Governor Pat McCrory (Pic: Hal Goodtree)
The organisation that regulates college sports in the US is boycotting the state of North Carolina because of its reviled anti-LGBT law.
On Monday, the National Collegiate Athletic Association (NCAA) announced that it was relocating the seven championship events scheduled to take place in the state during the 2016-17 academic year.
The NCAA oversees athletes from 1,281 institutions, conferences, organisations, and individuals, and organises the athletic programmes of many colleges and universities in the US and Canada.
The organisation said that the North Carolina law makes it difficult to ensure that NCAA championships and events are able to “promote an inclusive atmosphere for all college athletes, coaches, administrators and fans”.
The championships that have been relocated encompass sports such as soccer, basketball, golf, tennis, lacrosse and baseball.

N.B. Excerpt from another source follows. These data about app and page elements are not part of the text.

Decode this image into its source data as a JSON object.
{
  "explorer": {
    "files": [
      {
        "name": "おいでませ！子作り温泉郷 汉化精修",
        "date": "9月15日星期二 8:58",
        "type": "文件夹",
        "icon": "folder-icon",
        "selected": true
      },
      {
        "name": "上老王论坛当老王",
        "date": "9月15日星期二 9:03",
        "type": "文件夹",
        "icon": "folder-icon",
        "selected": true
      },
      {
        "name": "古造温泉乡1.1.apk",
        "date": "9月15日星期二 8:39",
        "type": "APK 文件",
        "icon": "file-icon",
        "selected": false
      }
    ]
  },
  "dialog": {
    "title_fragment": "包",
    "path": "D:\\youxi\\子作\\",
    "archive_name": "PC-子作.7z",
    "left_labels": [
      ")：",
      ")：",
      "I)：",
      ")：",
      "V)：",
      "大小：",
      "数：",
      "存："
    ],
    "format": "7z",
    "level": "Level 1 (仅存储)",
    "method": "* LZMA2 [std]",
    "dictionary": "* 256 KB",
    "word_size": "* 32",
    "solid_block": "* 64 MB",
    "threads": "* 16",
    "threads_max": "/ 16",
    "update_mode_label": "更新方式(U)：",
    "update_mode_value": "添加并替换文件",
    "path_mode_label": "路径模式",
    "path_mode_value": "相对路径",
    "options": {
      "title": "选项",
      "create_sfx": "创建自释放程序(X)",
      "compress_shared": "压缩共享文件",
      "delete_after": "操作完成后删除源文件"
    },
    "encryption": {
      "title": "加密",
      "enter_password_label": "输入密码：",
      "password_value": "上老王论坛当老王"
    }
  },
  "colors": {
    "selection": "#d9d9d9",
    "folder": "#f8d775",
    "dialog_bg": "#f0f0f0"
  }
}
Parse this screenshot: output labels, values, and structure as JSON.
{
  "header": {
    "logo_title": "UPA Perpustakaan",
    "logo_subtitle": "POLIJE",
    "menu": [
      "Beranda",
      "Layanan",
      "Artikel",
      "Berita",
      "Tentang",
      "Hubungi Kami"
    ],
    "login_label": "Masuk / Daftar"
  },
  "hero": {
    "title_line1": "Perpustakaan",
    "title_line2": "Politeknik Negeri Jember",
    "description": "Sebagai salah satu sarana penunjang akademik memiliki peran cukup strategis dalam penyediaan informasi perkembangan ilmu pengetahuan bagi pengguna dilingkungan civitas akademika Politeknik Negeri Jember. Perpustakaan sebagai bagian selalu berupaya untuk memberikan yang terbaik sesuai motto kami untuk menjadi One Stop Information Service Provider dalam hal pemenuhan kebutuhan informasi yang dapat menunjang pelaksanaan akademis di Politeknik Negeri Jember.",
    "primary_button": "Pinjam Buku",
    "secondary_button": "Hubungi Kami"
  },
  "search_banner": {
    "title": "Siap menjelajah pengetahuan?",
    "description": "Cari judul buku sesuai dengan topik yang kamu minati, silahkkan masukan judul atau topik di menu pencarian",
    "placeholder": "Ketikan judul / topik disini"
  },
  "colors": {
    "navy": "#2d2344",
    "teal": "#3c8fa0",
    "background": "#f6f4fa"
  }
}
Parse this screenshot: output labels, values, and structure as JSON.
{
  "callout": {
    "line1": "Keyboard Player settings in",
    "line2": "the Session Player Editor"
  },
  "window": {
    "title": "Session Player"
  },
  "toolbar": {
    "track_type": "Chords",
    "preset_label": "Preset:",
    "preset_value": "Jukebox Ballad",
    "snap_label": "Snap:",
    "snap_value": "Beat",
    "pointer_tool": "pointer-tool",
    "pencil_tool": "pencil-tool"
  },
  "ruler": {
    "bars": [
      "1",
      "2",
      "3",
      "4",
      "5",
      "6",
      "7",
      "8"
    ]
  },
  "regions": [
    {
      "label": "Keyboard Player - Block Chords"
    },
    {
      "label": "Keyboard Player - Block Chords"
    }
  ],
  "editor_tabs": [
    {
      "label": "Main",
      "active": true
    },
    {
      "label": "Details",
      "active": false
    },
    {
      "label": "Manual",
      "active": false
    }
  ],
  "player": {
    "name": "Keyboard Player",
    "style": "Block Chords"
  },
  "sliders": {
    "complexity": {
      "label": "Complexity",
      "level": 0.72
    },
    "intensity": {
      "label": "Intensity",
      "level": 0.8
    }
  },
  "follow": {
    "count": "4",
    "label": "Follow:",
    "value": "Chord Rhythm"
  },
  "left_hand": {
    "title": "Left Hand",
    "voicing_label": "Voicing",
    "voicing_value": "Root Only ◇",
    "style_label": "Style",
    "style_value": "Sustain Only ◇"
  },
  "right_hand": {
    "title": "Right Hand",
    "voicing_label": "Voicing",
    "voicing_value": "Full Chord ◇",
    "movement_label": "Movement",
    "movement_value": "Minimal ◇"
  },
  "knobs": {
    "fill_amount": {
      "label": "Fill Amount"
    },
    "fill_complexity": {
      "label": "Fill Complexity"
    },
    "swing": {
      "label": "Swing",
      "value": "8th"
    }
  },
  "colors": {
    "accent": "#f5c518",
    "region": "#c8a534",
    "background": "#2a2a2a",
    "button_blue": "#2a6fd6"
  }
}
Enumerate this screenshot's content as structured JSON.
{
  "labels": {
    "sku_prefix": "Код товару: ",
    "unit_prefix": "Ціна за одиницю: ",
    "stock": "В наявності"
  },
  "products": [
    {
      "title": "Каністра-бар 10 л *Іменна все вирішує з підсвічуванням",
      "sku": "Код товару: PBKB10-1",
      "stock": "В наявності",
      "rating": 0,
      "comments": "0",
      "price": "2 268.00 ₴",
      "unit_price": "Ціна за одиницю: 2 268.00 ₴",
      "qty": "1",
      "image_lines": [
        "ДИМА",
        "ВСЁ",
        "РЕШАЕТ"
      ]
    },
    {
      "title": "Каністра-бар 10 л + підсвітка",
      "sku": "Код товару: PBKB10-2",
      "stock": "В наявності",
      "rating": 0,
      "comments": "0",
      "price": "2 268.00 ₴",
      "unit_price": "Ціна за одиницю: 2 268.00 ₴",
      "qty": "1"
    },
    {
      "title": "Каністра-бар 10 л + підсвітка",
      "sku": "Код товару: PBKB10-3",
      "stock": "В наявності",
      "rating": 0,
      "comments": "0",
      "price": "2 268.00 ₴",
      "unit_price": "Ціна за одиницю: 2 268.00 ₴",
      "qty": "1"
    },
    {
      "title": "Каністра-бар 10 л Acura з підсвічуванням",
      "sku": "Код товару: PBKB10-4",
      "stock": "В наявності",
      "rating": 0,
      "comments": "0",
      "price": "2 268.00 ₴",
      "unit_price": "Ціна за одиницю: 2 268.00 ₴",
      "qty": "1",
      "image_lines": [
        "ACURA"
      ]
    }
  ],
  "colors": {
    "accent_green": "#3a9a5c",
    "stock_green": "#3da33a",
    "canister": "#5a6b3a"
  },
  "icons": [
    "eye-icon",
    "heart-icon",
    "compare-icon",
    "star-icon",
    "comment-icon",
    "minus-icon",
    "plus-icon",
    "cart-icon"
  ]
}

“Fairness is about more than the opportunity to participate in college sports, or even compete for championships,” explained Mark Emmert, NCAA President. “We believe in providing a safe and respectful environment at our events and are committed to providing the best experience possible for college athletes, fans and everyone taking part in our championships.”
North Carolina’s controversial HB2 law was enacted in March and removes municipal LGBT non-discrimination protections in the state and prevents similar protections from being passed by cities in the future.
It also forces transgender students in public schools and universities as well as people in state buildings to use restrooms and other facilities inconsistent with their gender identity.
“The NCAA just sent a clear message to North Carolina Governor Pat McCrory and state lawmakers that it will not tolerate hateful laws targeting student athletes, fans, and employees,” commented Human Rights Campaign (HRC) President Chad Griffin.
“Every day that HB2 remains on the books, countless people across North Carolina are at risk of real harm,” said Griffin. “It’s long past time state lawmakers repealed this vile law, and if they don’t, the majority of voters opposed to HB2 will ensure they pay the price in [the] November [elections].”
McCrory has refused to consider repealing the law, despite the massive economic damage it is causing his state.
Equality NC Executive Director Chris Sgro added: “Pat McCrory clearly knew that signing HB2 would not just endanger LGBT North Carolinians, but would cost us business, tourism, and events like this. The answer: we must repeal HB2 and we must have real leadership in the governor’s office in 2017.”
The NCAA’s announcement follows the NBA’s recent decision to move its 2017 All-Star Game out of the state because of HB2, costing North Carolina an estimated 100 million dollars in related profits.
The state has also been boycotted by major film studios and corporations, who have stopped investments in the state because of the law’s threat to employees and consumers. Artists such Nick Jonas, Demi Lovato, Bruce Springsteen, Bryan Adams and Pearl Jam have called off their shows in the state in protest.